- _The task_
Please report, as a bare number, how many lines below include the string "Rapat".

- _Data excerpts_
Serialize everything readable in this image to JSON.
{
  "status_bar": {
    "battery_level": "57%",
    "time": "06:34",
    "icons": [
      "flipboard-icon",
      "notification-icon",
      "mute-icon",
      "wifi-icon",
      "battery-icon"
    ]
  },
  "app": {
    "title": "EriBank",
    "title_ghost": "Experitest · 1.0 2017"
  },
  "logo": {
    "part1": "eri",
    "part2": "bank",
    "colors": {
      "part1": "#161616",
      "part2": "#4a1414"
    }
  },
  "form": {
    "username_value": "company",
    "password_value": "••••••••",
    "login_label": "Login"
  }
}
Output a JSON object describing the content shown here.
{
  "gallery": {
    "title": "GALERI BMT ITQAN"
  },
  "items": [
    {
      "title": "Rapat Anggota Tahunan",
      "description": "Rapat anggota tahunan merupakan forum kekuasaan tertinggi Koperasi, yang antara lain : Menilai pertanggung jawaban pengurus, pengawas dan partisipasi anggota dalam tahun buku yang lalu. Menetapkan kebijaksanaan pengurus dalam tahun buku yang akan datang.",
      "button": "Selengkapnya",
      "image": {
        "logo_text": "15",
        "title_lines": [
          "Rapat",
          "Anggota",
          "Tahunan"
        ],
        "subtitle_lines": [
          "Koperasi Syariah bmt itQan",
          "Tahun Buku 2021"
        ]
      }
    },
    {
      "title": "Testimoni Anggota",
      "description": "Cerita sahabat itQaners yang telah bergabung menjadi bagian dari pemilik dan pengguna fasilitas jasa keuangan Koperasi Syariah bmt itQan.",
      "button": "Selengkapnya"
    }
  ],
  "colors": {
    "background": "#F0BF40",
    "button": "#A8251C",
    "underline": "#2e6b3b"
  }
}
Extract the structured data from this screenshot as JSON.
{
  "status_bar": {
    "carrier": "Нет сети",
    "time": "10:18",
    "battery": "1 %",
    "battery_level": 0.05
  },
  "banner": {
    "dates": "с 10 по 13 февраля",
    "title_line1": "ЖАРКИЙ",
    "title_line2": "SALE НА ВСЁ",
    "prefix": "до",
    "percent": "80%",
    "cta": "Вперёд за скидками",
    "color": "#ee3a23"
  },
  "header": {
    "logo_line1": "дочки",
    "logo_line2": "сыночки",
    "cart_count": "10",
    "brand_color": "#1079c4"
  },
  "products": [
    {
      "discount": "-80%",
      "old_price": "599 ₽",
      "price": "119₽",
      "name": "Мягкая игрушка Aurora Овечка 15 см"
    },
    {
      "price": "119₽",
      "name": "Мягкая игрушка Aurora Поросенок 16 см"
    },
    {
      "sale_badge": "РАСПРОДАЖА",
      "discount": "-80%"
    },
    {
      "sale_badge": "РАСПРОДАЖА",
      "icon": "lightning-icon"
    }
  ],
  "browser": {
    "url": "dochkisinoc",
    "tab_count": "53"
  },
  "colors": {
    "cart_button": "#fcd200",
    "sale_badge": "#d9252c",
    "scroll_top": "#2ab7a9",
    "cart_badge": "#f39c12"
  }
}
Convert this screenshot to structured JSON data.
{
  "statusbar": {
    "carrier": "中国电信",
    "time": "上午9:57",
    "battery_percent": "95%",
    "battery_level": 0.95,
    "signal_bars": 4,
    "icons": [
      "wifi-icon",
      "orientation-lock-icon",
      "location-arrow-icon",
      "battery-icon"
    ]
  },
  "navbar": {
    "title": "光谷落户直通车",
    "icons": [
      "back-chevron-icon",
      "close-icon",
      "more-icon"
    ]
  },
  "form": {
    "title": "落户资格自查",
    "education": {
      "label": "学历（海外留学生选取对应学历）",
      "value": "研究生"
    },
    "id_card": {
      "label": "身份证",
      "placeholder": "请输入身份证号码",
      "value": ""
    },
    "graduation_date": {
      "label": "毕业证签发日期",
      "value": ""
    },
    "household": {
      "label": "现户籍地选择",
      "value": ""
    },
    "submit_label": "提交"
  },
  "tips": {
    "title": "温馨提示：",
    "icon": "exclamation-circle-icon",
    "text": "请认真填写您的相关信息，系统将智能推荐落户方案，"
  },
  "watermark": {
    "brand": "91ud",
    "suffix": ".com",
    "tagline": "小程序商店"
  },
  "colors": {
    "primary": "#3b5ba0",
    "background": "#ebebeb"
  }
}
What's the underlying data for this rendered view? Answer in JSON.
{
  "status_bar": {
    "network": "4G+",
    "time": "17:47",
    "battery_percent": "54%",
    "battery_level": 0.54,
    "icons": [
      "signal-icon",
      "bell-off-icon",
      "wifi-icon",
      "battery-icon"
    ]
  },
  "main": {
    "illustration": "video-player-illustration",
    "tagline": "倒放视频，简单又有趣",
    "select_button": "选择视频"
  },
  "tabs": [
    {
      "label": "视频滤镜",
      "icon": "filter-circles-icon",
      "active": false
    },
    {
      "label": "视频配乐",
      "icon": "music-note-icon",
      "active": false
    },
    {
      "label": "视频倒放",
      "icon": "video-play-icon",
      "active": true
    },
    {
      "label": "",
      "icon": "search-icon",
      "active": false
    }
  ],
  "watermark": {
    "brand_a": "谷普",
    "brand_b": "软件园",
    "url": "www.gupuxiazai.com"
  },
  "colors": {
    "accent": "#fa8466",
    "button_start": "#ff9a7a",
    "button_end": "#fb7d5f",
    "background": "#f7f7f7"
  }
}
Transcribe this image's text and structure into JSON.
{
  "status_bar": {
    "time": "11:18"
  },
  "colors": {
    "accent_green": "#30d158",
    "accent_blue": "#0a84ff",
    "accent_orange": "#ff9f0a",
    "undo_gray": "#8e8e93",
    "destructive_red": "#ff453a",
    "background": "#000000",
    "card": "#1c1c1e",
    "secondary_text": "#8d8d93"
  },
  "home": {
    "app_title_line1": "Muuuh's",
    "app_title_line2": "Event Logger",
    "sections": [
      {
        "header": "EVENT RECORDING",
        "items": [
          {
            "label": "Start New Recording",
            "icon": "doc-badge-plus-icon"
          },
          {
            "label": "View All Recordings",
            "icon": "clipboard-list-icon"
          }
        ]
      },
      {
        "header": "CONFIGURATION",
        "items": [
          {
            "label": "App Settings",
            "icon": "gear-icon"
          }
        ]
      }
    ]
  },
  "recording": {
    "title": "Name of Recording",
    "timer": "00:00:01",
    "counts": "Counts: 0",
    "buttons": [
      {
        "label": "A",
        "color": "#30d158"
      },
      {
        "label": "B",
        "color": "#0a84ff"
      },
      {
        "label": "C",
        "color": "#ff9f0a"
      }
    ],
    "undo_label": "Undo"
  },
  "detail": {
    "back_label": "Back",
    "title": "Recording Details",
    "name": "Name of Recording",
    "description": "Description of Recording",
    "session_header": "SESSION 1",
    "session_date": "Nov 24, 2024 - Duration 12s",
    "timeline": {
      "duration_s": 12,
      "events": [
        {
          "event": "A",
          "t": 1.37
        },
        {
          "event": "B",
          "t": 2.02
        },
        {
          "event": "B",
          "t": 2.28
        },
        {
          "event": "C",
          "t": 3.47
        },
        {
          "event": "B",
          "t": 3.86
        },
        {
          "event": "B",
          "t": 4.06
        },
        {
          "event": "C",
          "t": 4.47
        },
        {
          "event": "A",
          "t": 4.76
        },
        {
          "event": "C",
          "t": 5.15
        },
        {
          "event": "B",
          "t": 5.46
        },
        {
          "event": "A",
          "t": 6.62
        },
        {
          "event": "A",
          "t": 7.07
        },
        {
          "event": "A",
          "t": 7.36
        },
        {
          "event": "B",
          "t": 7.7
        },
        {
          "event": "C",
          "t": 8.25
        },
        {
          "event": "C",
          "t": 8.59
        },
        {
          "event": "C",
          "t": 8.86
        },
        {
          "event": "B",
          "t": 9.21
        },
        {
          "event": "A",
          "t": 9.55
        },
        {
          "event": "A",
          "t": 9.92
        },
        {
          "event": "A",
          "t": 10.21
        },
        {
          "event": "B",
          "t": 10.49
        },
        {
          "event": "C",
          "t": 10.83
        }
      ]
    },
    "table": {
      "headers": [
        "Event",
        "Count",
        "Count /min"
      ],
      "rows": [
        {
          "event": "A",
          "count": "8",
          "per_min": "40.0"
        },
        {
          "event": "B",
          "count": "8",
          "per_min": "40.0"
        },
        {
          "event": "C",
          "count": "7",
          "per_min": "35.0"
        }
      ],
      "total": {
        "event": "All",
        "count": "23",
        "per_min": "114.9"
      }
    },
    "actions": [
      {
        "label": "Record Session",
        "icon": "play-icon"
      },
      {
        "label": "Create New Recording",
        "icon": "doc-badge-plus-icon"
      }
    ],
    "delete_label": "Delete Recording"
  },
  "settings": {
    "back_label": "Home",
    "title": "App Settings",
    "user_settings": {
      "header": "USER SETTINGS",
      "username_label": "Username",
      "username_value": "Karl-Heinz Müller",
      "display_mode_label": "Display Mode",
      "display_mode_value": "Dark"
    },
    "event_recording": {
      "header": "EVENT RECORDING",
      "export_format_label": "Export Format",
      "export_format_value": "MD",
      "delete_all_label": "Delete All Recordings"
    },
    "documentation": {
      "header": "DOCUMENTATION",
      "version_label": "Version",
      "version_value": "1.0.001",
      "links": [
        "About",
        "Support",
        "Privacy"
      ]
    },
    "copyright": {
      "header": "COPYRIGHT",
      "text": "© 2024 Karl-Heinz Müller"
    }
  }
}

- _Task result_
3